Despite the formation of the Salaries and Remuneration Commission (SRC) – mandated to set and review the pay of State Officers – Kenyan legislators’ pay has remained abnormally high as MPs blackmail institutions.
A fresh pay deal brokered by Deputy President William Ruto in June set the representatives’ monthly pay at Sh532,500, taxable at the rate of 30 per cent, but opened the door for unlimited allowances.
SRC had limited committee sessions to 16 per month meaning MPs could only draw a maximum sitting allowance of Sh80,000 per month. But they can now have as many committee sessions as they deem necessary.
Those who chair the teams earn Sh10,000 and their deputies Sh8,000 per session.
Kenyan lawmakers are also entitled to a weekly mileage of Sh109 per kilometre for up to 750 kilometres per week.
On Tuesday, Law Society of Kenya chairman Eric Mutua said they will continue with a case it filed at the High Court last month to stop the 11th Parliament from arbitrarily increasing their salary contrary to SRC stipulates.
“We are still pursuing the case.
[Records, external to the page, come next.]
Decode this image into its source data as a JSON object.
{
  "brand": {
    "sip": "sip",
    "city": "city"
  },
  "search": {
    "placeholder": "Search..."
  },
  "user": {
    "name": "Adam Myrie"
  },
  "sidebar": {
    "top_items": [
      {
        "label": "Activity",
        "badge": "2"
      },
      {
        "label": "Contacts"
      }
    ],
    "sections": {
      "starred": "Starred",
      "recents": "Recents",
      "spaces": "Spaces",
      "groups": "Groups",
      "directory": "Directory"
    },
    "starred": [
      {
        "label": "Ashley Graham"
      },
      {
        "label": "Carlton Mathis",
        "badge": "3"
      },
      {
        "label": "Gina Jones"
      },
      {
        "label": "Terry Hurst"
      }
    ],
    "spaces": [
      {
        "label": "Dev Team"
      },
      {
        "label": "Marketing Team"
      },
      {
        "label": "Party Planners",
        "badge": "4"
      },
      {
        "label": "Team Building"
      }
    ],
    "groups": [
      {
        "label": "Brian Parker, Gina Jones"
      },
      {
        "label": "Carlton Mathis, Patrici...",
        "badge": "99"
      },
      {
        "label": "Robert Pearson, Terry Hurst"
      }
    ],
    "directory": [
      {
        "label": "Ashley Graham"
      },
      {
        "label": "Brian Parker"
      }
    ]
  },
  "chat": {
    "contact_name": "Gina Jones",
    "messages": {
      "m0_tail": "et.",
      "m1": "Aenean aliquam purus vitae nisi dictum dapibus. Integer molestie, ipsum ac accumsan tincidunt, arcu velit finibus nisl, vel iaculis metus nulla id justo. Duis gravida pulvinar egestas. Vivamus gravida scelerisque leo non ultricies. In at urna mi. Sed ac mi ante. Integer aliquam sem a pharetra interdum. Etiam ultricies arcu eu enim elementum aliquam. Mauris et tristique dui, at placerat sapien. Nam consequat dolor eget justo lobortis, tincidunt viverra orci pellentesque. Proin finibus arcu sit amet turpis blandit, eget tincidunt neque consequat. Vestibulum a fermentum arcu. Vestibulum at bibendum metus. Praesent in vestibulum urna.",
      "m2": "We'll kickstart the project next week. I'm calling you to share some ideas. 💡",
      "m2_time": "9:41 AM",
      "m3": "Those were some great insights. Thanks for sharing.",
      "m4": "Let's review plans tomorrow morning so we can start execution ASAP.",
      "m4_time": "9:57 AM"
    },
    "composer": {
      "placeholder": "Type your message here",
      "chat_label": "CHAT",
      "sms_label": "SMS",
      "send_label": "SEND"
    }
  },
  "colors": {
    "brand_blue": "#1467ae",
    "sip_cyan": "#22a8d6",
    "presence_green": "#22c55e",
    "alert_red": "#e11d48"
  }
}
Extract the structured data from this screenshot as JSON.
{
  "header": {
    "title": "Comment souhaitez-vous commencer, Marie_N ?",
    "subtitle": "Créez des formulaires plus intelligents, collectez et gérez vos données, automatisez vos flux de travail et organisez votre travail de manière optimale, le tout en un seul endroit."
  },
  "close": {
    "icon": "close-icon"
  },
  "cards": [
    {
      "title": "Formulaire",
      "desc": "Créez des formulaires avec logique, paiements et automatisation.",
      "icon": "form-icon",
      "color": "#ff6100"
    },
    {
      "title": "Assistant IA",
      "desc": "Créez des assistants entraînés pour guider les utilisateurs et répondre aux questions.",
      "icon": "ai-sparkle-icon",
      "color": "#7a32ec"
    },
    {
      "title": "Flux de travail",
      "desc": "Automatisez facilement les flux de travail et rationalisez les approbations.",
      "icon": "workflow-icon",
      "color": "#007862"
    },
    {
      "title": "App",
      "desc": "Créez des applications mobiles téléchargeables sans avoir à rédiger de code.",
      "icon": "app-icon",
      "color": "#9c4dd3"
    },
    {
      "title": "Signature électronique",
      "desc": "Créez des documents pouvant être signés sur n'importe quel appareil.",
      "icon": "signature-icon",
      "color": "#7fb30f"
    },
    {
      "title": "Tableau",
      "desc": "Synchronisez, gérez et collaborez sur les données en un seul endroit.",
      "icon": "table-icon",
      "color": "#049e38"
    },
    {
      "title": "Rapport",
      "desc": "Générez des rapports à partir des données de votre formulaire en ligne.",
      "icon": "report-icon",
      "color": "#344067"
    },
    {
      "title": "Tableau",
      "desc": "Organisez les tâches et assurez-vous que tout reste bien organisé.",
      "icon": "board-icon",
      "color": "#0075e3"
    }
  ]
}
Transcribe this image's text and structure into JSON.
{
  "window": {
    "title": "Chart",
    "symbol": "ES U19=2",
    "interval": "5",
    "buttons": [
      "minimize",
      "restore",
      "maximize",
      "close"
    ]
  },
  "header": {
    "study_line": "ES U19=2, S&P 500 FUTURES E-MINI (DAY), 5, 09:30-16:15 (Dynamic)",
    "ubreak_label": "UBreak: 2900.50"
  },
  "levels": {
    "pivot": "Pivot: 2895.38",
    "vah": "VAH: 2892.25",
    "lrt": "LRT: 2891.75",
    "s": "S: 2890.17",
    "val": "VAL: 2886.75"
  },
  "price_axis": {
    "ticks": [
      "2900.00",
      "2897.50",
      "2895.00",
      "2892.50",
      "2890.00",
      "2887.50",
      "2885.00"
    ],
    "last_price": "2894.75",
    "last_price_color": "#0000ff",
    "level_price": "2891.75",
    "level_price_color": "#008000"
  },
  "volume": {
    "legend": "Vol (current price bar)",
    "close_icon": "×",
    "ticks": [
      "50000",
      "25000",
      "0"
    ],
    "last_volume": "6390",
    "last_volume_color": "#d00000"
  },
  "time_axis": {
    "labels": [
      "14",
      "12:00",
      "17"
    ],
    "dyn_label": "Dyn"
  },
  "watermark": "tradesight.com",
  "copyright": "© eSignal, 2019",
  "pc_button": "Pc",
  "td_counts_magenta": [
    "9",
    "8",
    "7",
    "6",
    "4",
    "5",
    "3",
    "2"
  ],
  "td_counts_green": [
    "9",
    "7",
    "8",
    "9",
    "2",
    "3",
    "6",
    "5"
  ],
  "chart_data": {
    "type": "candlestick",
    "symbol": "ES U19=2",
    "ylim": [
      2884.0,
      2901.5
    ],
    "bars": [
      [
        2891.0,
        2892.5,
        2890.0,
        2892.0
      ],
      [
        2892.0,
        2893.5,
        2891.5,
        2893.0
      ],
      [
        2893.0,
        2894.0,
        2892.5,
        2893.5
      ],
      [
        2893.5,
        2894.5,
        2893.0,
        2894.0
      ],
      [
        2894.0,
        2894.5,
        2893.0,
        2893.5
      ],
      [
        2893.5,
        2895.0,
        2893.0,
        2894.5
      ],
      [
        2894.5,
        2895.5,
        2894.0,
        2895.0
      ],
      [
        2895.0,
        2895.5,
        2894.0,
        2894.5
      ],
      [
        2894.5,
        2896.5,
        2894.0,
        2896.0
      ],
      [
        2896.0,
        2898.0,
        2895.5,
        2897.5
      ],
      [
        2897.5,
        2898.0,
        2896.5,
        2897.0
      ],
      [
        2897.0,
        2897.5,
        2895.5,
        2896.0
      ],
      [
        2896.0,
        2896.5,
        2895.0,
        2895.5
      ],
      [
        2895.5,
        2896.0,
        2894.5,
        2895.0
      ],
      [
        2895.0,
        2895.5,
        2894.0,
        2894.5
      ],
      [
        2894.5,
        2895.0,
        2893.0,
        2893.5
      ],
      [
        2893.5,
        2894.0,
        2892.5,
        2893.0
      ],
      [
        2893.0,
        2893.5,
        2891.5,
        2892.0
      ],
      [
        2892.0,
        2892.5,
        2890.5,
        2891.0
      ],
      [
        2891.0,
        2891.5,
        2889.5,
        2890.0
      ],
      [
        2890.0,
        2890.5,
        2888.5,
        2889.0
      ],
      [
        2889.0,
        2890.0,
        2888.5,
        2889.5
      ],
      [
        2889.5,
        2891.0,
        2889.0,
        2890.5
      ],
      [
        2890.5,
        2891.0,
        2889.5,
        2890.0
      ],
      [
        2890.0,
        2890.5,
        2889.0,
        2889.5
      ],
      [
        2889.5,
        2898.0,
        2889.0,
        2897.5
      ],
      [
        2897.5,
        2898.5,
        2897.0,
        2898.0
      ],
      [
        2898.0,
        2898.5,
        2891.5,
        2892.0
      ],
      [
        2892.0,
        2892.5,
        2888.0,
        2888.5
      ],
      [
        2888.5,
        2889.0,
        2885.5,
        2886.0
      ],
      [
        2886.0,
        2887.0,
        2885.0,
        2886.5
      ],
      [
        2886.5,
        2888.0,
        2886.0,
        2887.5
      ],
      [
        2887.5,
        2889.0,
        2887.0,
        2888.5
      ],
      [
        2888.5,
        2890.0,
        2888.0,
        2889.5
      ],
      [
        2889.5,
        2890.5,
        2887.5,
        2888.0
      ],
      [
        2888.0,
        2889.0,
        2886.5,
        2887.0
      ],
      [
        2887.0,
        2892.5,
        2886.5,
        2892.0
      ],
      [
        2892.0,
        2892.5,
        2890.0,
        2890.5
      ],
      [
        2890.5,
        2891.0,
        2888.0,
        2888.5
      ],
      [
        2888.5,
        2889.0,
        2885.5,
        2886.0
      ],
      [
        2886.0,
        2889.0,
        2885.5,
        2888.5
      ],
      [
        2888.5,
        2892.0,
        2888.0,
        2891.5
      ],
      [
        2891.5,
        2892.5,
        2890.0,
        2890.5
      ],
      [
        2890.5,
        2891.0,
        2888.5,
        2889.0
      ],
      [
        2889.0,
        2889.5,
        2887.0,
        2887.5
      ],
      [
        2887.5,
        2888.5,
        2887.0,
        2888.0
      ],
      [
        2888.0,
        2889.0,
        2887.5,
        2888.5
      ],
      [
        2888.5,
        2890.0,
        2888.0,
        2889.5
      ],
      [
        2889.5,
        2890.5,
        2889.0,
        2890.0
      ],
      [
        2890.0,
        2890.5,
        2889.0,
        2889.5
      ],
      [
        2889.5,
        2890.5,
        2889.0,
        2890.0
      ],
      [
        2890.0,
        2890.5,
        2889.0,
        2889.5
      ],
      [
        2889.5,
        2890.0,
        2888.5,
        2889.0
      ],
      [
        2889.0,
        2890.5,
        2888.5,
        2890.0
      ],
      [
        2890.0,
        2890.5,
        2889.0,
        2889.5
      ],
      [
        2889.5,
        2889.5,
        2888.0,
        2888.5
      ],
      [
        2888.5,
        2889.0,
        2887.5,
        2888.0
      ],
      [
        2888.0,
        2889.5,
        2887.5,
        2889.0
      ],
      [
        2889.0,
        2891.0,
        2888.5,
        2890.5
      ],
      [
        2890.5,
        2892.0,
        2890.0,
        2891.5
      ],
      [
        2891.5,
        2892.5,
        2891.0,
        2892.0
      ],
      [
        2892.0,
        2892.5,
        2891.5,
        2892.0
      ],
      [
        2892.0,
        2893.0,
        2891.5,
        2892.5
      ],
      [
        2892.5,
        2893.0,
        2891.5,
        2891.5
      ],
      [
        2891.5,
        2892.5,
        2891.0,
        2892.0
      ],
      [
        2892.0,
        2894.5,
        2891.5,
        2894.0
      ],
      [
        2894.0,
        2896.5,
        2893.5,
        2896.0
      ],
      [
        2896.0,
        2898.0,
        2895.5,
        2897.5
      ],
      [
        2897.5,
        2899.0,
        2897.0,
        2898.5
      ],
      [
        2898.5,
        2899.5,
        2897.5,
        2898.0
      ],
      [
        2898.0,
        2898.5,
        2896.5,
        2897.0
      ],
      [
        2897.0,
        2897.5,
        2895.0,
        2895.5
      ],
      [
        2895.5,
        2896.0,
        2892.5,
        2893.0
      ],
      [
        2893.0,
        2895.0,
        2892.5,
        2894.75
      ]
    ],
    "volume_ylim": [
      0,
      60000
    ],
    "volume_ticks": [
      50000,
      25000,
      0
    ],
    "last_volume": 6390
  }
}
We are seeking to define the parameters within which MPs can interfere with the work of independent commissions,” Mr Mutua said in an interview with the Business Daily.
The total take-home for Kenyan MPs rose to Sh1.1 million per month, which includes a string of stipends – mileage, sitting, responsibility and pension allowances–which may easily make them the most pampered lawmakers in the world.
This does not include the enhanced grants lawmakers enjoy such as Sh5 million to buy luxury cars and cheap mortgage of up to Sh20 million priced at three per cent.
The total cost of these salaries, allowances and grants is Sh15.7 billion, exerting pressure on the ballooning Kenya’s public sector wage bill.
The high pay for legislators has triggered outcry in Kenya, resulting in public demonstrations dubbed ‘Occupy Parliament’ to protest MPs’ clamour for increased pay.
Meanwhile their high pay has emboldened trade unions to demand for salary and allowance hikes, putting further strain on public coffers.
Last week, teachers struck a Sh16.2 billion deal for increased commuter and housing allowances before calling off their three week strike.
Kenya’s public sector wage bill currently stands at Sh458.7 billion, which is equivalent to 12.2 per cent of GDP.
“Managing the wage bill at sustainable levels is key to unlocking national resources for purposes of development expenditure, improving service delivery and overall economic growth,” said Deputy President William Ruto in an opinion piece in this week’s Sunday Nation.
“On the other hand, we can forget Vision 2030, attainment of middle-income status and double-digit economic growth if we don’t contain the wage bill.”
The bill is projected to grow by a fifth to Sh548.8 billion or 14.6 per cent of GDP next year if the government honours existing collective bargaining agreements signed with civil servants
Increased pay demands have seen Kenya’s recurrent budget soar to 74 per cent this year, leaving only a quarter or 26 per cent for development financing for projects such as infrastructure.
This is in contravention of the Public Finance Management Act, which stipulates that at least a third or 30 per cent of the national Budget should be channelled towards development expenditure.